  • The Roomba runs when no one is home, and let’s me know when its bin is full.
  • A custom component to track when events last occurred so that I can rate limit things like how often the Roomba runs when no one is home.
  • I detect when my wired doorbell goes off, and play a “ding dong” MP3 in the office yurt out the back so I know when someone is visiting.
  • …and probably other things.

I intend to write up interesting things as I think of them, but we’ll see how we go with that.

Learning from the mistakes that even big projects make

The following is a blog post version of a talk presented at pyconau 2018. Slides for the presentation can be found here (as Microsoft powerpoint, or as PDF), and a video of the talk (thanks NextDayVideo!) is below:

 

OpenStack is an orchestration system for setting up virtual machines and associated other virtual resources such as networks and storage on clusters of computers. At a high level, OpenStack is just configuring existing facilities of the host operating system — there isn’t really a lot of difference between OpenStack and a room full of system admins frantically resolving tickets requesting virtual machines be setup. The only real difference is scale and predictability.

To do its job, OpenStack needs to be able to manipulate parts of the operating system which are normally reserved for administrative users. This talk is the story of how OpenStack has done that thing over time, what we learnt along the way, and what I’d do differently if I had my time again. Lots of systems need to do these things, so even if you never use OpenStack hopefully there are things to be learnt here.

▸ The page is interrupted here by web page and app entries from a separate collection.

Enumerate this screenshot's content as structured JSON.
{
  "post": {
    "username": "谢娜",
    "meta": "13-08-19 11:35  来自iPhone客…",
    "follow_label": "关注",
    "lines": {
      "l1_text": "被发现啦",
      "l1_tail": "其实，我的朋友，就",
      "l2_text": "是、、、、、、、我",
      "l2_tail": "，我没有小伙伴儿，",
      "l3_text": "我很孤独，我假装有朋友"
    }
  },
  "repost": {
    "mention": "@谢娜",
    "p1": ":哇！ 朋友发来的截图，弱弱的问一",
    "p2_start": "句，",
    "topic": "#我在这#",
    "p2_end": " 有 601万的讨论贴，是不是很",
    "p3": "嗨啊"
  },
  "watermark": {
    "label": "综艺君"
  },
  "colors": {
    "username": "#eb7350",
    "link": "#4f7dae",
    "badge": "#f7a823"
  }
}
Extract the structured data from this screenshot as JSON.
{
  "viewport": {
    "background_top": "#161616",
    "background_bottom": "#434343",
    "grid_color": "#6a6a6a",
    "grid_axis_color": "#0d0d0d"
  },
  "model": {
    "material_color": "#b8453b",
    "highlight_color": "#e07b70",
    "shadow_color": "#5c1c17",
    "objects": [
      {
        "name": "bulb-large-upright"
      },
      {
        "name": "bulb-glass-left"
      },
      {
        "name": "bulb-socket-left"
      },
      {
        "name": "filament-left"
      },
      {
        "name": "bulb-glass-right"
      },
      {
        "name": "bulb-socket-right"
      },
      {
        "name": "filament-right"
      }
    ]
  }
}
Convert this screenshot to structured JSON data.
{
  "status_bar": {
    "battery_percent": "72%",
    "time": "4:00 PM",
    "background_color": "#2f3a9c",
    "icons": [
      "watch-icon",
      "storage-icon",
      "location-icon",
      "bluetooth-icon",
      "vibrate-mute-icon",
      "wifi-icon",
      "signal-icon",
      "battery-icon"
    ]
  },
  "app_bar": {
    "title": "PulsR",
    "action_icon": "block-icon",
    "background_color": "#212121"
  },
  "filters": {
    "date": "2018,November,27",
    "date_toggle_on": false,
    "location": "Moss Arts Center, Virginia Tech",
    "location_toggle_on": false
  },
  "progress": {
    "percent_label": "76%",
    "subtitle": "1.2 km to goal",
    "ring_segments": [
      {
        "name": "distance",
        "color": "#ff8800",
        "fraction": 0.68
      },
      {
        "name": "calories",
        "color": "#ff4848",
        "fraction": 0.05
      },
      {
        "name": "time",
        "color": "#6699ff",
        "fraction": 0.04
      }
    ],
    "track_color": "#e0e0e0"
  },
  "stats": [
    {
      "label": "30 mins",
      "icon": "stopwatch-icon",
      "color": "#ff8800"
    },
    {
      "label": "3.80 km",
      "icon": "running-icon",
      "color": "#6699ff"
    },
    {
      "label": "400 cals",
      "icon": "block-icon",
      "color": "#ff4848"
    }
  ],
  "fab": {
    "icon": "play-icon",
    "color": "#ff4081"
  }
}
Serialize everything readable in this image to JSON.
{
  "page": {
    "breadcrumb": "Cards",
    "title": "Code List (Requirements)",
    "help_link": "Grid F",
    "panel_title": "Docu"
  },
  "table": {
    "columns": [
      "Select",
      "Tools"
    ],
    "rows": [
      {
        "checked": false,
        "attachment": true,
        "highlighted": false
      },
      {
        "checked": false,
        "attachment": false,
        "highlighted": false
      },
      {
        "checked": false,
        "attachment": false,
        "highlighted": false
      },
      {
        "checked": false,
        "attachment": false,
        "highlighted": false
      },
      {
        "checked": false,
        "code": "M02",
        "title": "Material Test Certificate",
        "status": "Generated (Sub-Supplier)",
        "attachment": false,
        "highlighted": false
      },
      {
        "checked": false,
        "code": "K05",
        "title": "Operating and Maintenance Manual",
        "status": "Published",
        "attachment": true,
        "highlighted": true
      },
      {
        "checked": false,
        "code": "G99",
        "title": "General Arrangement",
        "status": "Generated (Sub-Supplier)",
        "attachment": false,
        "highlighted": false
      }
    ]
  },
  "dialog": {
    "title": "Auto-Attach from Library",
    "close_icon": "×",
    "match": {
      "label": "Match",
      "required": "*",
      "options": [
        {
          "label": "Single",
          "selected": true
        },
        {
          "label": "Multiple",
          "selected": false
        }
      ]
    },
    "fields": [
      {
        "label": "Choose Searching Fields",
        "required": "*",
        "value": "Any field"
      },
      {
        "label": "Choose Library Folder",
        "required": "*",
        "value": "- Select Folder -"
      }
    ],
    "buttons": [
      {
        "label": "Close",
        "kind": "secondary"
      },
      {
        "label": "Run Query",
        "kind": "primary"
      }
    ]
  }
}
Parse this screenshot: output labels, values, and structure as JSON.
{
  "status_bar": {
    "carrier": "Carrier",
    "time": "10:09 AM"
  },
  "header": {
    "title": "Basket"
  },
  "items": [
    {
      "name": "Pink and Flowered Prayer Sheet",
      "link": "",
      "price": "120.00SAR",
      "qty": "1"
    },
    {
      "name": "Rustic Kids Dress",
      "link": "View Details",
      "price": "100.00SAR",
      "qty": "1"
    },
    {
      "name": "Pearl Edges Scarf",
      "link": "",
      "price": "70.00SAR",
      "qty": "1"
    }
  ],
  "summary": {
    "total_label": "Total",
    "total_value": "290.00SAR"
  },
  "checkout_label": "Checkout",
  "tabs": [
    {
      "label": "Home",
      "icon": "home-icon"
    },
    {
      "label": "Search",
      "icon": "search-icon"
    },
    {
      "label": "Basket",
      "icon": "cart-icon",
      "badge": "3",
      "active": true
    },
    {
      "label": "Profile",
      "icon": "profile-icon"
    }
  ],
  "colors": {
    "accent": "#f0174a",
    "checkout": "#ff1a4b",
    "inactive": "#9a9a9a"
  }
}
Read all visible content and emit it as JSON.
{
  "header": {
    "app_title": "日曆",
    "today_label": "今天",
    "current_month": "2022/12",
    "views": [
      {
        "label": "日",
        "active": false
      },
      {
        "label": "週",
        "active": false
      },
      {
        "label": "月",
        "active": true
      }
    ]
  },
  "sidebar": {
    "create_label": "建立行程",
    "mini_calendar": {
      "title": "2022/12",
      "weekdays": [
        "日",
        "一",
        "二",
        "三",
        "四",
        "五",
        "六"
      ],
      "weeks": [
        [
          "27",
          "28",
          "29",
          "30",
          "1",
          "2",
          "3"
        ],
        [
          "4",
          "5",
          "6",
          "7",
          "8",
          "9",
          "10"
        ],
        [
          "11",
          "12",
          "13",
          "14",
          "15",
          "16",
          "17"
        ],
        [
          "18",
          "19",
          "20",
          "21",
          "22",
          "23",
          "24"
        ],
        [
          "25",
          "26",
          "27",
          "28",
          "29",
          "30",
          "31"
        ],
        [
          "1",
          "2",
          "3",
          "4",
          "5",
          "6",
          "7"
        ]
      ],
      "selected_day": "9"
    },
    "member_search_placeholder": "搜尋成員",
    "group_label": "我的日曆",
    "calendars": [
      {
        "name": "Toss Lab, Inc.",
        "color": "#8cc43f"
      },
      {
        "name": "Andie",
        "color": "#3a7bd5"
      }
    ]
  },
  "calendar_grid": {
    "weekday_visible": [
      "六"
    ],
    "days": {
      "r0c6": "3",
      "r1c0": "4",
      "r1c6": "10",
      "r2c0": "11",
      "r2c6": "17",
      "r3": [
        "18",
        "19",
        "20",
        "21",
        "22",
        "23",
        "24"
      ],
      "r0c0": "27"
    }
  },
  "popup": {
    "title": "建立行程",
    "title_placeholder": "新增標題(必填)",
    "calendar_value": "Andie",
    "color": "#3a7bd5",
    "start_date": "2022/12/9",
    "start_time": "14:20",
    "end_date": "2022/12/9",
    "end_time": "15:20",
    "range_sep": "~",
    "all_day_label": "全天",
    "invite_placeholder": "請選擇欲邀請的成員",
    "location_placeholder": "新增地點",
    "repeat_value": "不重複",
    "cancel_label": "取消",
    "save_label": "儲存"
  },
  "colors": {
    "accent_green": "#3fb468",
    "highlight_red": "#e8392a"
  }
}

Continue reading “Learning from the mistakes that even big projects make”